# Description of the task
Copy each record exactly as it reads, leaving out any pictures it holds.

# Data supplied
==*==

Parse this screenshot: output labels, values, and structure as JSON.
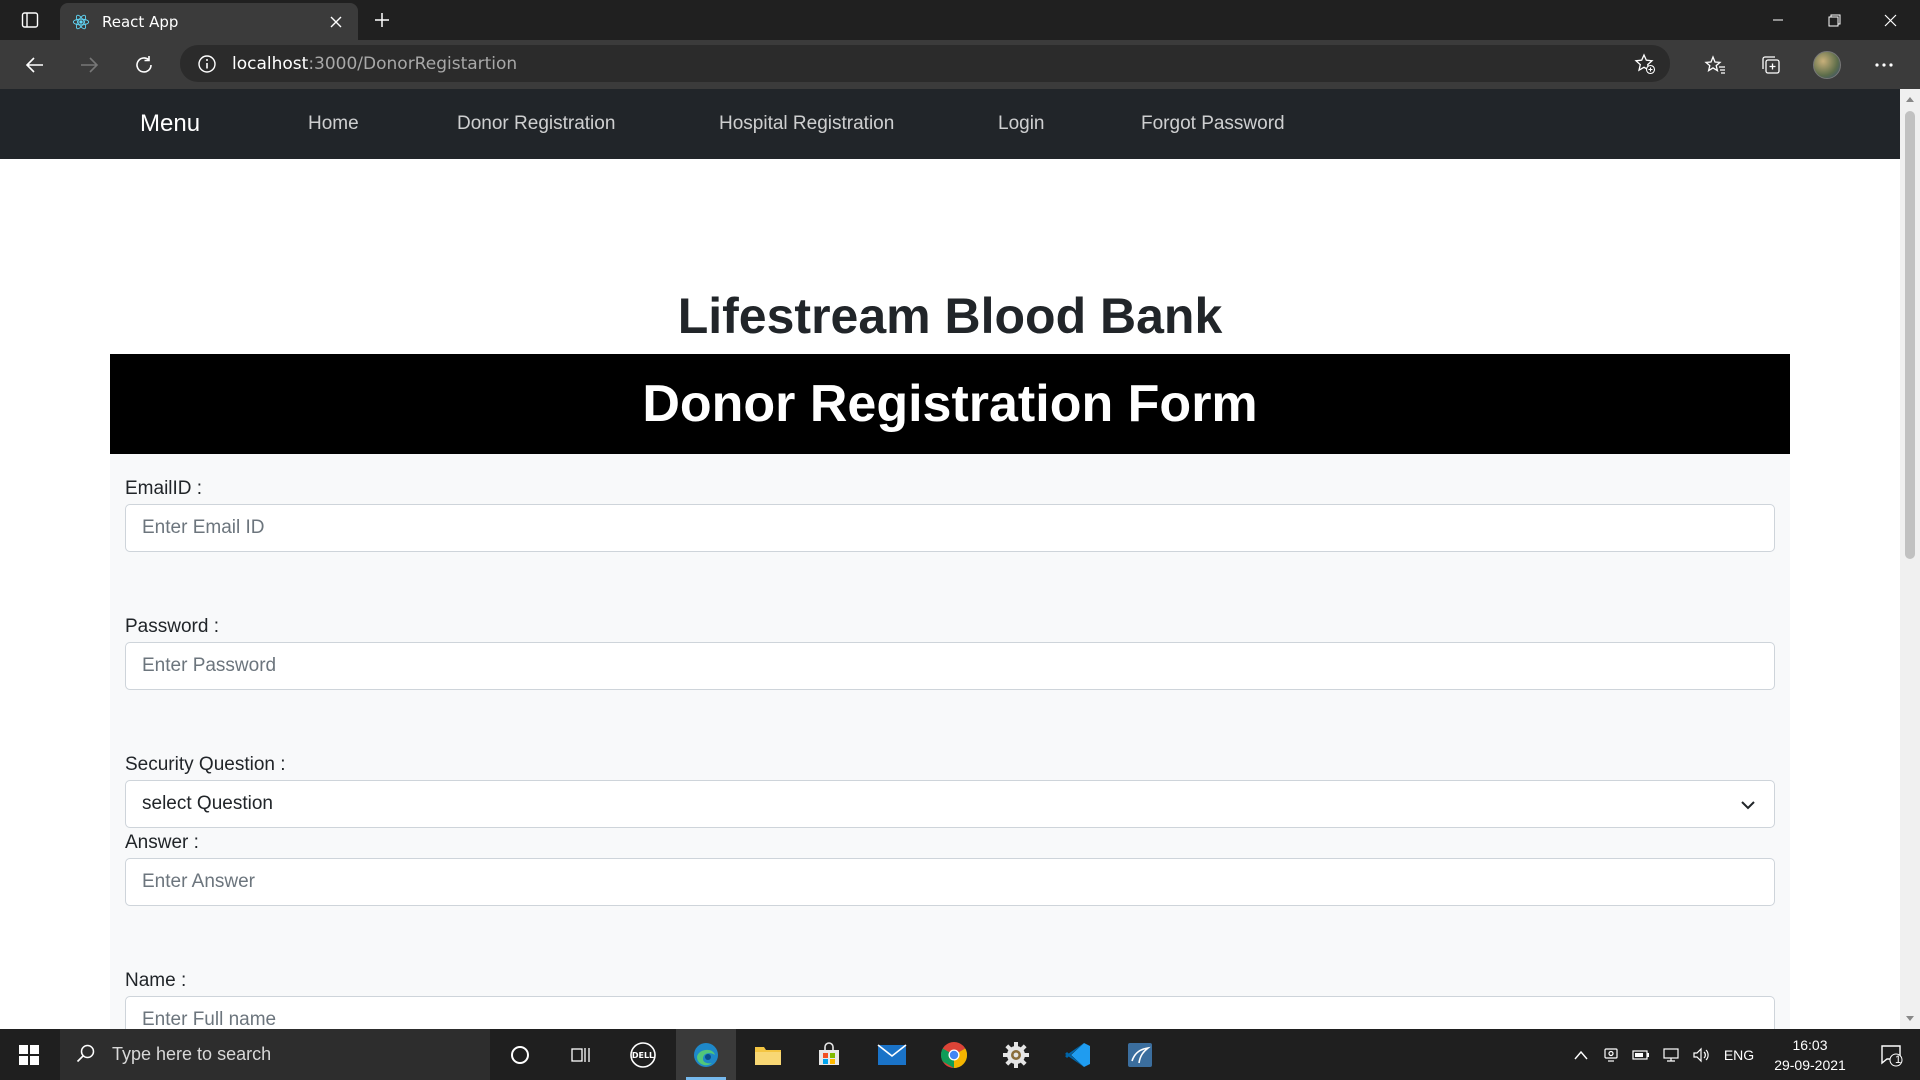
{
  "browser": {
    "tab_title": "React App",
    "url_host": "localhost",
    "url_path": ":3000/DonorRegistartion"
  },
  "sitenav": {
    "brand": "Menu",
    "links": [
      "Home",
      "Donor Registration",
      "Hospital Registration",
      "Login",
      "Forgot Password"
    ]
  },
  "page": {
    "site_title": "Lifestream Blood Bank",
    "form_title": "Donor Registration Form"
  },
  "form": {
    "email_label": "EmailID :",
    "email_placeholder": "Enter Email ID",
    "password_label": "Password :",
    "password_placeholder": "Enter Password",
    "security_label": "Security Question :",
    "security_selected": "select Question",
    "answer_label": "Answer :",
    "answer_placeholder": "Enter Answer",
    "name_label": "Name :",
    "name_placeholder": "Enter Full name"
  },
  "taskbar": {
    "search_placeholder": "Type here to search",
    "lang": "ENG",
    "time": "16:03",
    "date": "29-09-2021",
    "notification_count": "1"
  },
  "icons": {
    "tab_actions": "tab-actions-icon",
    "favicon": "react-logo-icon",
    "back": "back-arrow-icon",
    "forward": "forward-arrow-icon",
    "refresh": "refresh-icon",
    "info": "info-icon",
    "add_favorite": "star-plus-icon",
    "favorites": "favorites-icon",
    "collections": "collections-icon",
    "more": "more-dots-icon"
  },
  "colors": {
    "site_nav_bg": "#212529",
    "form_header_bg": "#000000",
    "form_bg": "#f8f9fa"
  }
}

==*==

# Written response
Parse this screenshot: output labels, values, and structure as JSON.
{
  "browser": {
    "tab_title": "React App",
    "url_host": "localhost",
    "url_path": ":3000/DonorRegistartion"
  },
  "sitenav": {
    "brand": "Menu",
    "links": [
      "Home",
      "Donor Registration",
      "Hospital Registration",
      "Login",
      "Forgot Password"
    ]
  },
  "page": {
    "site_title": "Lifestream Blood Bank",
    "form_title": "Donor Registration Form"
  },
  "form": {
    "email_label": "EmailID :",
    "email_placeholder": "Enter Email ID",
    "password_label": "Password :",
    "password_placeholder": "Enter Password",
    "security_label": "Security Question :",
    "security_selected": "select Question",
    "answer_label": "Answer :",
    "answer_placeholder": "Enter Answer",
    "name_label": "Name :",
    "name_placeholder": "Enter Full name"
  },
  "taskbar": {
    "search_placeholder": "Type here to search",
    "lang": "ENG",
    "time": "16:03",
    "date": "29-09-2021",
    "notification_count": "1"
  },
  "icons": {
    "tab_actions": "tab-actions-icon",
    "favicon": "react-logo-icon",
    "back": "back-arrow-icon",
    "forward": "forward-arrow-icon",
    "refresh": "refresh-icon",
    "info": "info-icon",
    "add_favorite": "star-plus-icon",
    "favorites": "favorites-icon",
    "collections": "collections-icon",
    "more": "more-dots-icon"
  },
  "colors": {
    "site_nav_bg": "#212529",
    "form_header_bg": "#000000",
    "form_bg": "#f8f9fa"
  }
}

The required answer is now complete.